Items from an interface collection
◆ ◆ ◆

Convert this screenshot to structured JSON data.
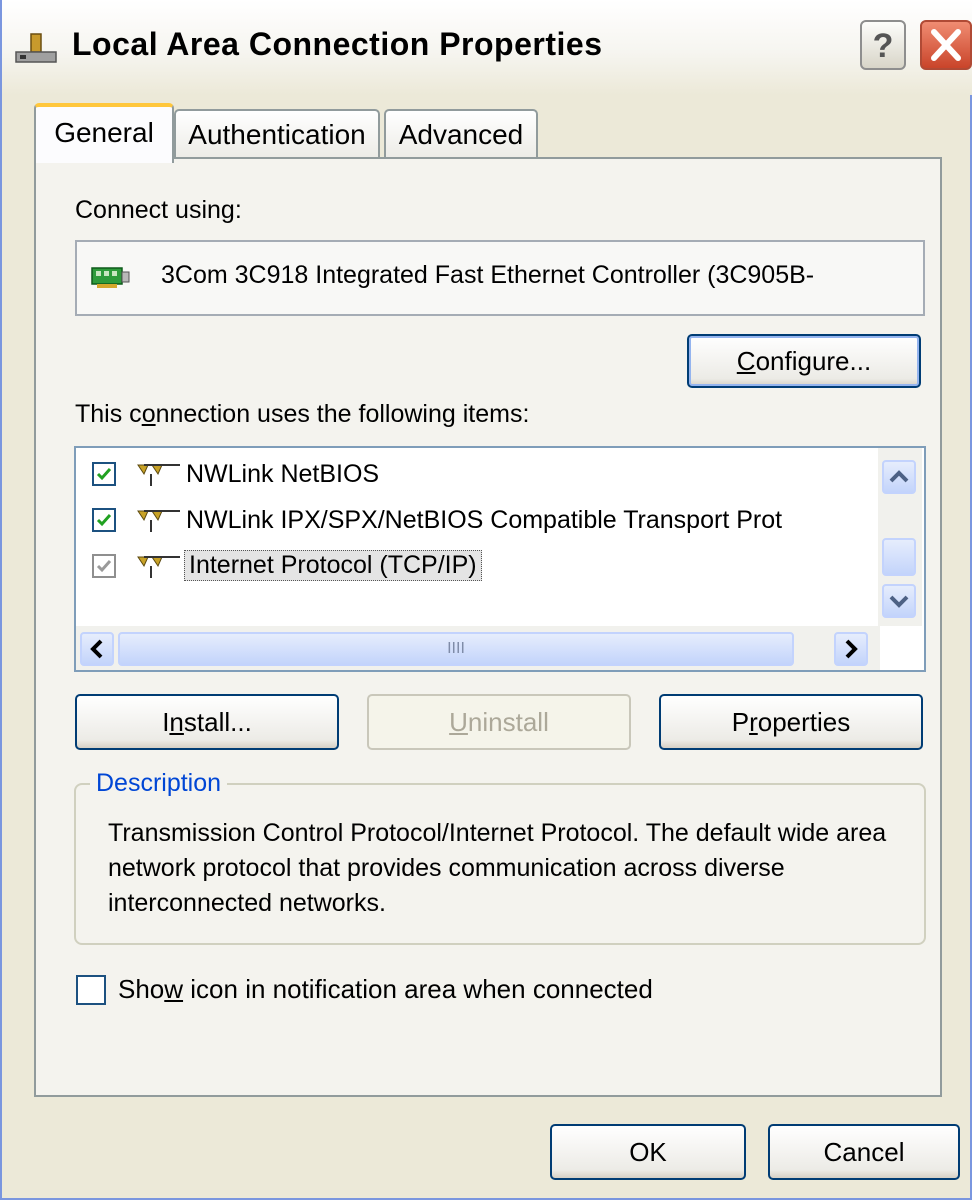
{
  "window": {
    "title": "Local Area Connection Properties",
    "help_symbol": "?",
    "close_symbol": "✕"
  },
  "tabs": [
    {
      "label": "General",
      "active": true
    },
    {
      "label": "Authentication",
      "active": false
    },
    {
      "label": "Advanced",
      "active": false
    }
  ],
  "general": {
    "connect_using_label": "Connect using:",
    "adapter_name": "3Com 3C918 Integrated Fast Ethernet Controller (3C905B-",
    "configure_button": {
      "pre": "",
      "accel": "C",
      "post": "onfigure..."
    },
    "items_label": {
      "pre": "This c",
      "accel": "o",
      "post": "nnection uses the following items:"
    },
    "items": [
      {
        "label": "NWLink NetBIOS",
        "checked": true,
        "selected": false
      },
      {
        "label": "NWLink IPX/SPX/NetBIOS Compatible Transport Prot",
        "checked": true,
        "selected": false
      },
      {
        "label": "Internet Protocol (TCP/IP)",
        "checked": true,
        "selected": true
      }
    ],
    "hscroll_grip": "IIII",
    "install_button": {
      "pre": "I",
      "accel": "n",
      "post": "stall..."
    },
    "uninstall_button": {
      "pre": "",
      "accel": "U",
      "post": "ninstall"
    },
    "properties_button": {
      "pre": "P",
      "accel": "r",
      "post": "operties"
    },
    "description_legend": "Description",
    "description_text": "Transmission Control Protocol/Internet Protocol. The default wide area network protocol that provides communication across diverse interconnected networks.",
    "show_icon_label": {
      "pre": "Sho",
      "accel": "w",
      "post": " icon in notification area when connected"
    },
    "show_icon_checked": false
  },
  "footer": {
    "ok_button": "OK",
    "cancel_button": "Cancel"
  },
  "colors": {
    "dialog_bg": "#ece9d8",
    "accent_blue": "#0046d5",
    "tab_highlight": "#ffc73c",
    "close_red": "#c9442a"
  }
}
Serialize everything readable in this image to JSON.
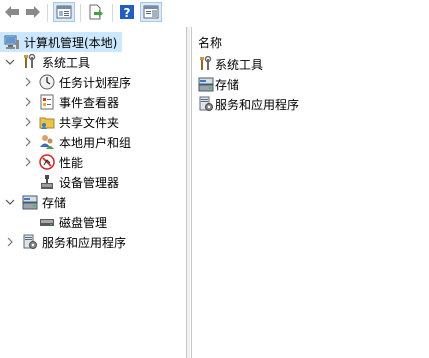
{
  "toolbar": {
    "buttons": [
      {
        "name": "back-button",
        "icon": "arrow-left-icon"
      },
      {
        "name": "forward-button",
        "icon": "arrow-right-icon"
      },
      {
        "name": "show-hide-tree-button",
        "icon": "console-tree-icon"
      },
      {
        "name": "export-list-button",
        "icon": "export-icon"
      },
      {
        "name": "help-button",
        "icon": "help-icon"
      },
      {
        "name": "show-hide-action-pane-button",
        "icon": "action-pane-icon"
      }
    ]
  },
  "tree": {
    "root": "计算机管理(本地)",
    "items": [
      {
        "label": "系统工具",
        "level": 1,
        "expanded": true
      },
      {
        "label": "任务计划程序",
        "level": 2
      },
      {
        "label": "事件查看器",
        "level": 2
      },
      {
        "label": "共享文件夹",
        "level": 2
      },
      {
        "label": "本地用户和组",
        "level": 2
      },
      {
        "label": "性能",
        "level": 2
      },
      {
        "label": "设备管理器",
        "level": 2
      },
      {
        "label": "存储",
        "level": 1,
        "expanded": true
      },
      {
        "label": "磁盘管理",
        "level": 2
      },
      {
        "label": "服务和应用程序",
        "level": 1
      }
    ]
  },
  "list": {
    "column_header": "名称",
    "items": [
      "系统工具",
      "存储",
      "服务和应用程序"
    ]
  },
  "colors": {
    "selection": "#cce8ff",
    "help_icon": "#1f5fc2"
  }
}
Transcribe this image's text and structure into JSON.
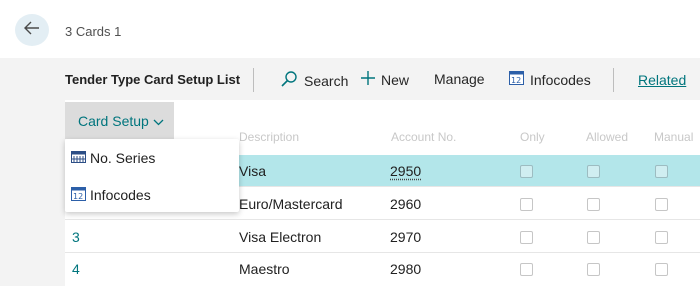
{
  "breadcrumb": "3 Cards 1",
  "page_title": "Tender Type Card Setup List",
  "actions": {
    "search": "Search",
    "new": "New",
    "manage": "Manage",
    "infocodes": "Infocodes",
    "related": "Related"
  },
  "menu": {
    "label": "Card Setup",
    "items": [
      {
        "label": "No. Series",
        "icon": "no-series-icon"
      },
      {
        "label": "Infocodes",
        "icon": "infocodes-icon"
      }
    ]
  },
  "faint_headers": [
    "Description",
    "Account No.",
    "Only",
    "Allowed",
    "Manual"
  ],
  "rows": [
    {
      "code": "",
      "description": "Visa",
      "account": "2950",
      "selected": true
    },
    {
      "code": "",
      "description": "Euro/Mastercard",
      "account": "2960",
      "selected": false
    },
    {
      "code": "3",
      "description": "Visa Electron",
      "account": "2970",
      "selected": false
    },
    {
      "code": "4",
      "description": "Maestro",
      "account": "2980",
      "selected": false
    }
  ],
  "colors": {
    "accent": "#00757d",
    "selected_row": "#b3e6ea"
  }
}
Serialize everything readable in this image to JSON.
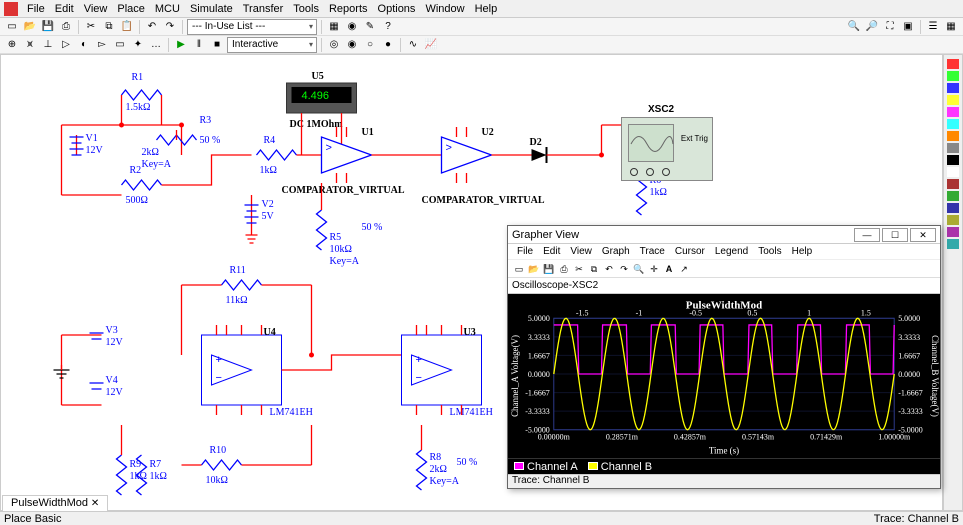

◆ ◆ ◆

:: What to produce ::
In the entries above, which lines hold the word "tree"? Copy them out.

:: Output below ::
        "name": "show-hide-tree-button",
        "icon": "console-tree-icon"
  "tree": {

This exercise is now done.